As a result of the project, the grace of the Gota de Leche building has been restored, and the building now sits in stark contrast to the urban decay of the surrounding environment, while the re-landscaped front garden is a welcome green space in the congested and polluted inner-city neighborhood.

Highlights of Conservation Approach

Authenticity was the main principle guiding the restoration process so the first step was to remove additions and changes made to the building and restore it to its original appearance.  The structure that had been attached to the Gota de Leche building during the 1950s was removed, along with the added low ceilings which covered the original carved-wood ceilings. The front garden was restored with period landscaping.

Most materials used in the original construction are still available in modern Philippines, so almost all materials used in the restoration process were the same as the original. The flooring tiles, for example, were replaced with the same tiles as the originals, which were even produced by the same company. Similarly, the wooden-framed kapis shell window coverings were duplicated. They were sourced from Albay province where the traditional skills and raw materials still exist. 

In the repair and replacement of broken grillwork, the project architect together with local iron forgers used existing examples on site to revive the method of attaching steel bars with rings and riveting as well as the manufacture of lead decorative elements. Likewise, local painters were trained by the heritage consultant in classic wall finishing techniques in order to undertake hand-finishing of wall and ceiling surfaces.
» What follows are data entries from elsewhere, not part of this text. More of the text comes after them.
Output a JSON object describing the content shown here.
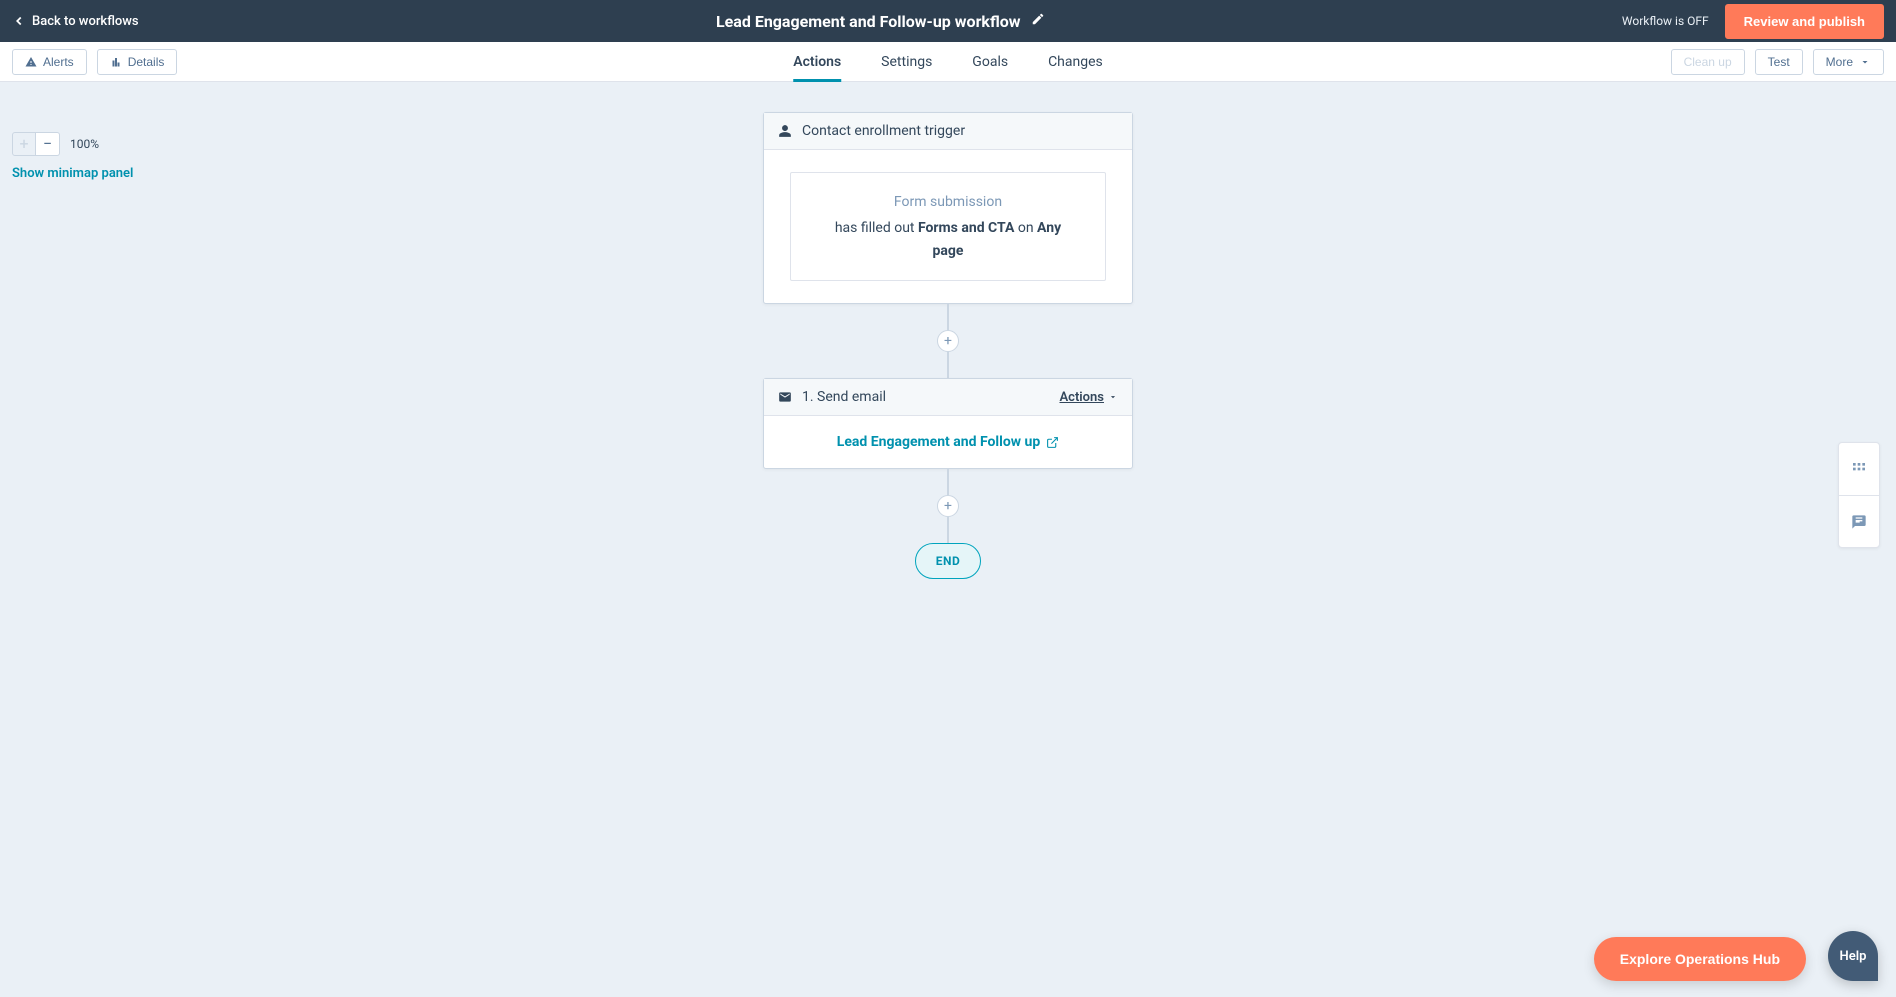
{
  "header": {
    "back_label": "Back to workflows",
    "title": "Lead Engagement and Follow-up workflow",
    "status": "Workflow is OFF",
    "publish_label": "Review and publish"
  },
  "toolbar": {
    "alerts_label": "Alerts",
    "details_label": "Details",
    "cleanup_label": "Clean up",
    "test_label": "Test",
    "more_label": "More"
  },
  "tabs": [
    {
      "id": "actions",
      "label": "Actions",
      "active": true
    },
    {
      "id": "settings",
      "label": "Settings",
      "active": false
    },
    {
      "id": "goals",
      "label": "Goals",
      "active": false
    },
    {
      "id": "changes",
      "label": "Changes",
      "active": false
    }
  ],
  "zoom": {
    "percent": "100%",
    "minimap_label": "Show minimap panel"
  },
  "flow": {
    "trigger": {
      "header": "Contact enrollment trigger",
      "sub": "Form submission",
      "text_prefix": "has filled out ",
      "form_name": "Forms and CTA",
      "on_word": " on ",
      "page_name": "Any page"
    },
    "step1": {
      "prefix": "1. ",
      "label": "Send email",
      "actions_label": "Actions",
      "email_name": "Lead Engagement and Follow up"
    },
    "end_label": "END"
  },
  "floating": {
    "explore_label": "Explore Operations Hub",
    "help_label": "Help"
  }
}
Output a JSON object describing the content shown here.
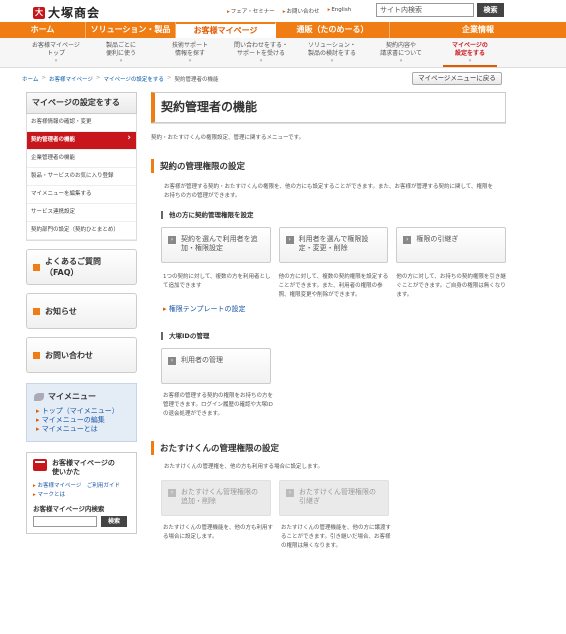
{
  "header": {
    "logo_mark": "大",
    "logo_text": "大塚商会",
    "utils": [
      "フェア・セミナー",
      "お問い合わせ",
      "English"
    ],
    "search_placeholder": "サイト内検索",
    "search_button": "検索"
  },
  "gnav": [
    "ホーム",
    "ソリューション・製品",
    "お客様マイページ",
    "通販（たのめーる）",
    "企業情報"
  ],
  "subnav": [
    "お客様マイページ\nトップ",
    "製品ごとに\n便利に使う",
    "技術サポート\n情報を探す",
    "問い合わせをする・\nサポートを受ける",
    "ソリューション・\n製品の検討をする",
    "契約内容や\n請求書について",
    "マイページの\n設定をする"
  ],
  "breadcrumb": [
    "ホーム",
    "お客様マイページ",
    "マイページの設定をする",
    "契約管理者の機能"
  ],
  "back_button": "マイページメニューに戻る",
  "sidebar": {
    "head": "マイページの設定をする",
    "items": [
      "お客様情報の確認・変更",
      "契約管理者の機能",
      "企業管理者の機能",
      "製品・サービスのお気に入り登録",
      "マイメニューを編集する",
      "サービス連携設定",
      "契約部門の設定（契約ひとまとめ）"
    ],
    "boxes": [
      "よくあるご質問\n（FAQ）",
      "お知らせ",
      "お問い合わせ"
    ],
    "mymenu": {
      "title": "マイメニュー",
      "links": [
        "トップ（マイメニュー）",
        "マイメニューの編集",
        "マイメニューとは"
      ]
    },
    "guide": {
      "title": "お客様マイページの\n使いかた",
      "links": [
        "お客様マイページ　ご利用ガイド",
        "マークとは"
      ],
      "search_label": "お客様マイページ内検索",
      "search_button": "検索"
    }
  },
  "main": {
    "title": "契約管理者の機能",
    "lead": "契約・おたすけくんの権限設定、管理に関するメニューです。",
    "section1": {
      "title": "契約の管理権限の設定",
      "text": "お客様が管理する契約・おたすけくんの権限を、他の方にも設定することができます。また、お客様が管理する契約に関して、権限をお持ちの方の管理ができます。",
      "sub1": "他の方に契約管理権限を設定",
      "cards": [
        "契約を選んで利用者を追加・権限設定",
        "利用者を選んで権限設定・変更・削除",
        "権限の引継ぎ"
      ],
      "descs": [
        "1つの契約に対して、複数の方を利用者として追加できます",
        "他の方に対して、複数の契約権限を設定することができます。また、利用者の権限の参照、権限変更や削除ができます。",
        "他の方に対して、お持ちの契約権限を引き継ぐことができます。ご自身の権限は無くなります。"
      ],
      "template_link": "権限テンプレートの設定",
      "sub2": "大塚IDの管理",
      "card2": "利用者の管理",
      "desc2": "お客様の管理する契約の権限をお持ちの方を管理できます。ログイン履歴の確認や大塚IDの退会処理ができます。"
    },
    "section2": {
      "title": "おたすけくんの管理権限の設定",
      "text": "おたすけくんの管理権を、他の方も利用する場合に設定します。",
      "cards": [
        "おたすけくん管理権限の追加・削除",
        "おたすけくん管理権限の引継ぎ"
      ],
      "descs": [
        "おたすけくんの管理機能を、他の方も利用する場合に設定します。",
        "おたすけくんの管理機能を、他の方に譲渡することができます。引き継いだ場合、お客様の権限は無くなります。"
      ]
    }
  }
}
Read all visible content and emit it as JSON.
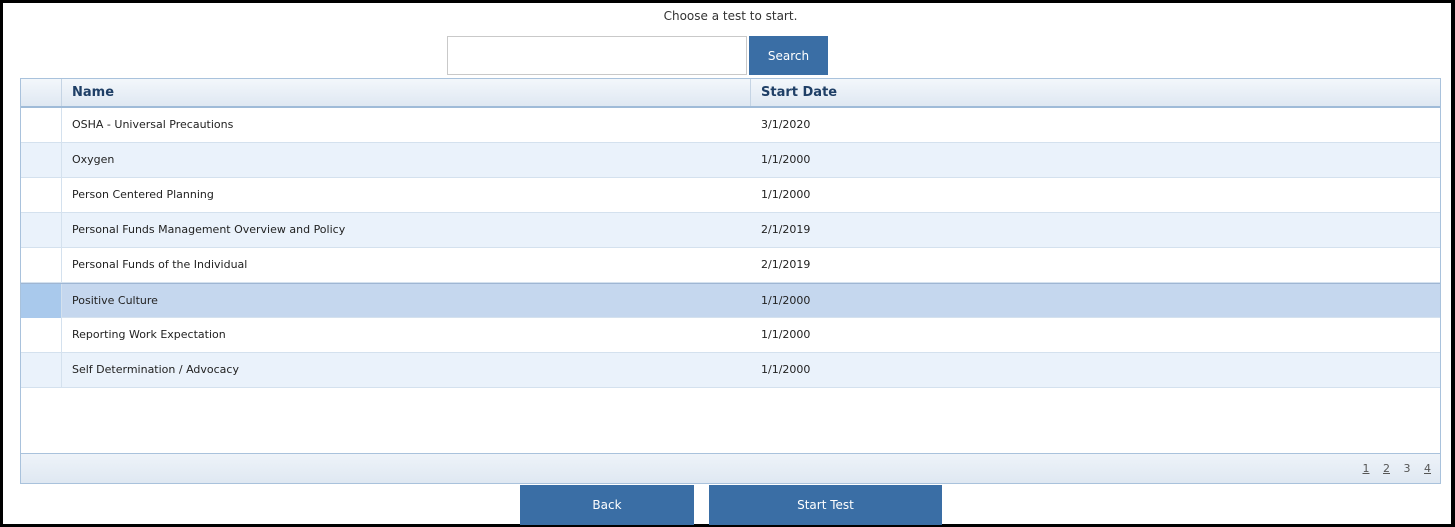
{
  "prompt": "Choose a test to start.",
  "search": {
    "placeholder": "",
    "value": "",
    "button_label": "Search"
  },
  "grid": {
    "columns": {
      "name": "Name",
      "start_date": "Start Date"
    },
    "rows": [
      {
        "name": "OSHA - Universal Precautions",
        "start_date": "3/1/2020"
      },
      {
        "name": "Oxygen",
        "start_date": "1/1/2000"
      },
      {
        "name": "Person Centered Planning",
        "start_date": "1/1/2000"
      },
      {
        "name": "Personal Funds Management Overview and Policy",
        "start_date": "2/1/2019"
      },
      {
        "name": "Personal Funds of the Individual",
        "start_date": "2/1/2019"
      },
      {
        "name": "Positive Culture",
        "start_date": "1/1/2000"
      },
      {
        "name": "Reporting Work Expectation",
        "start_date": "1/1/2000"
      },
      {
        "name": "Self Determination / Advocacy",
        "start_date": "1/1/2000"
      }
    ],
    "selected_row": 5
  },
  "pager": {
    "pages": [
      "1",
      "2",
      "3",
      "4"
    ],
    "current": "3"
  },
  "buttons": {
    "back": "Back",
    "start_test": "Start Test"
  },
  "colors": {
    "button": "#3a6ea5",
    "selected_row": "#c5d7ee",
    "alt_row": "#eaf2fb"
  }
}
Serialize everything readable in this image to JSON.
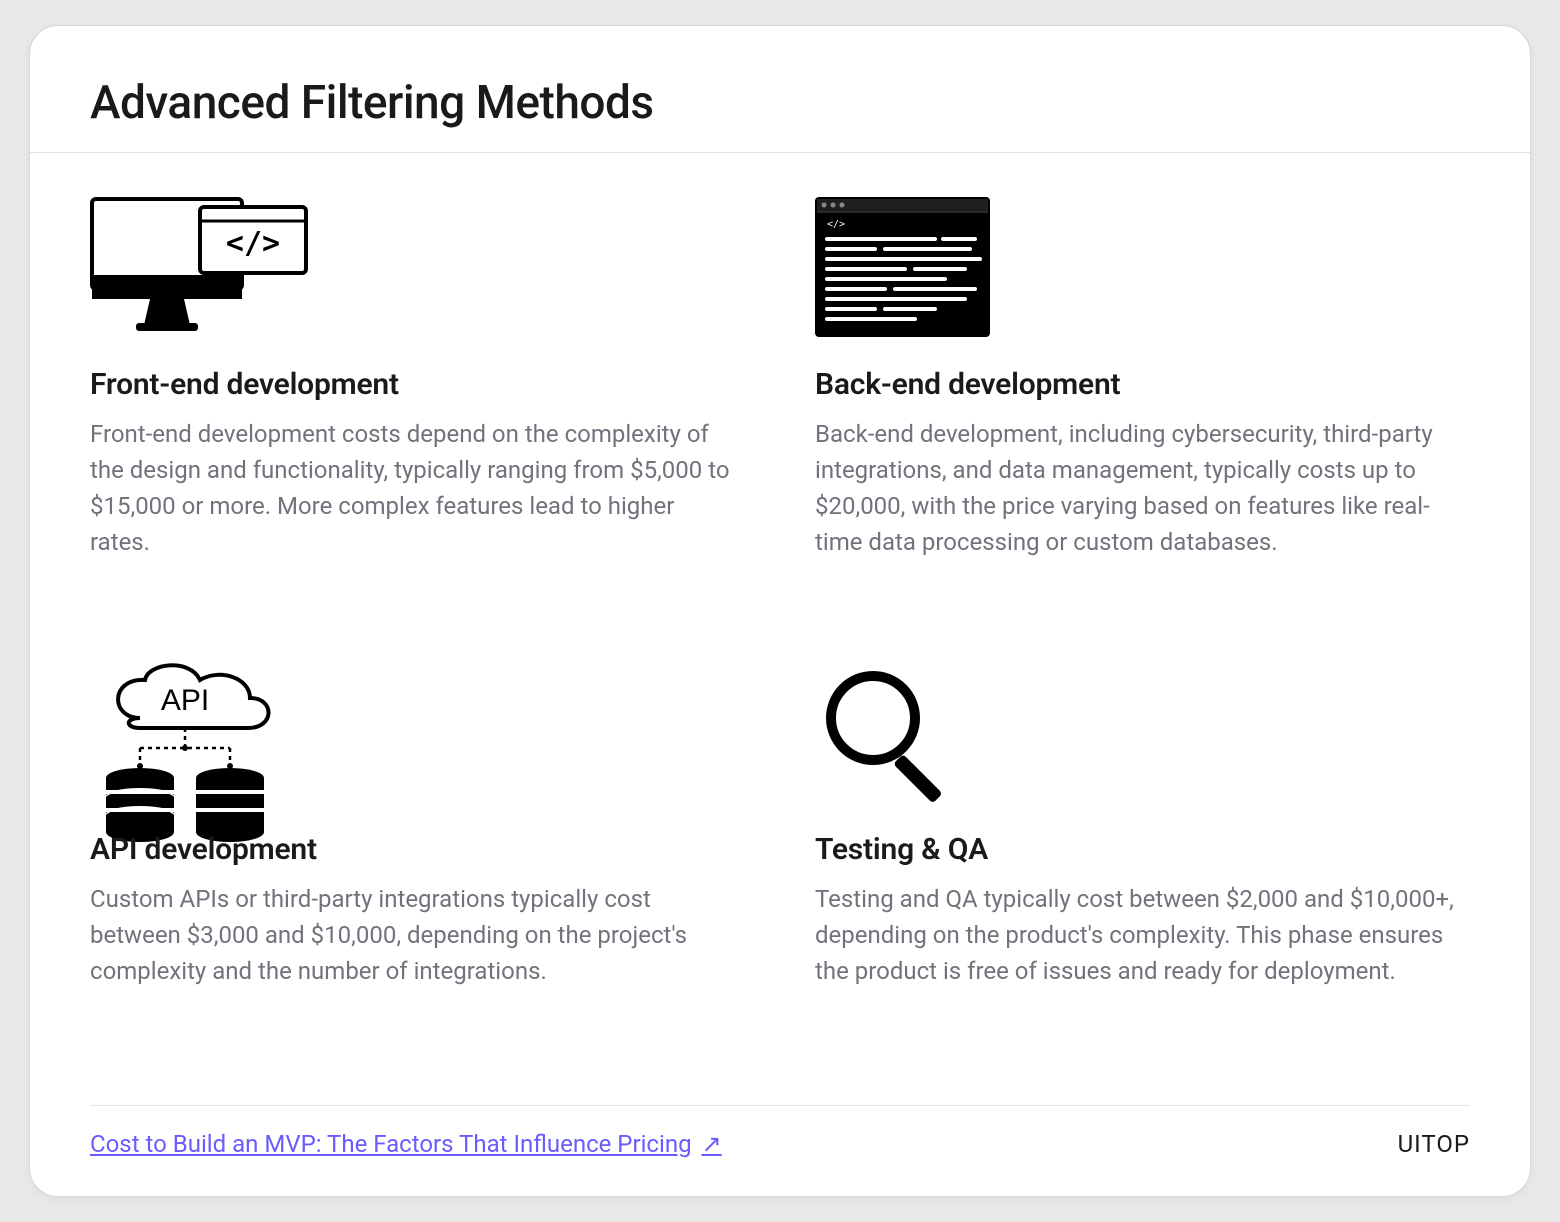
{
  "title": "Advanced Filtering Methods",
  "items": [
    {
      "heading": "Front-end development",
      "body": "Front-end development costs depend on the complexity of the design and functionality, typically ranging from $5,000 to $15,000 or more. More complex features lead to higher rates."
    },
    {
      "heading": "Back-end development",
      "body": "Back-end development, including cybersecurity, third-party integrations, and data management, typically costs up to $20,000, with the price varying based on features like real-time data processing or custom databases."
    },
    {
      "heading": "API development",
      "body": "Custom APIs or third-party integrations typically cost between $3,000 and $10,000, depending on the project's complexity and the number of integrations."
    },
    {
      "heading": "Testing & QA",
      "body": "Testing and QA typically cost between $2,000 and $10,000+, depending on the product's complexity. This phase ensures the product is free of issues and ready for deployment."
    }
  ],
  "footer": {
    "link_text": "Cost to Build an MVP: The Factors That Influence Pricing",
    "brand": "UITOP"
  }
}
The foundations and structural system of the building were still in an excellent state at the time of restoration so no major structural works to the main building were required. 

Conservation and the Community

The restoration has revived public awareness of the viability of the integration of heritage structures with contemporary lifestyles and is now a landmark. The building continues to be used for its original function as well as being used for exhibitions. Structures at the rear of the Gota de Leche building will be used for student and community functions and office space has been rented to the Women’s Rights Foundation in order to generate further income.

In May 2003, the National Historical Institute of the Philippines honored the structure with a historic marker, citing the architectural merit of the building and thus protecting the structure from any future interventions.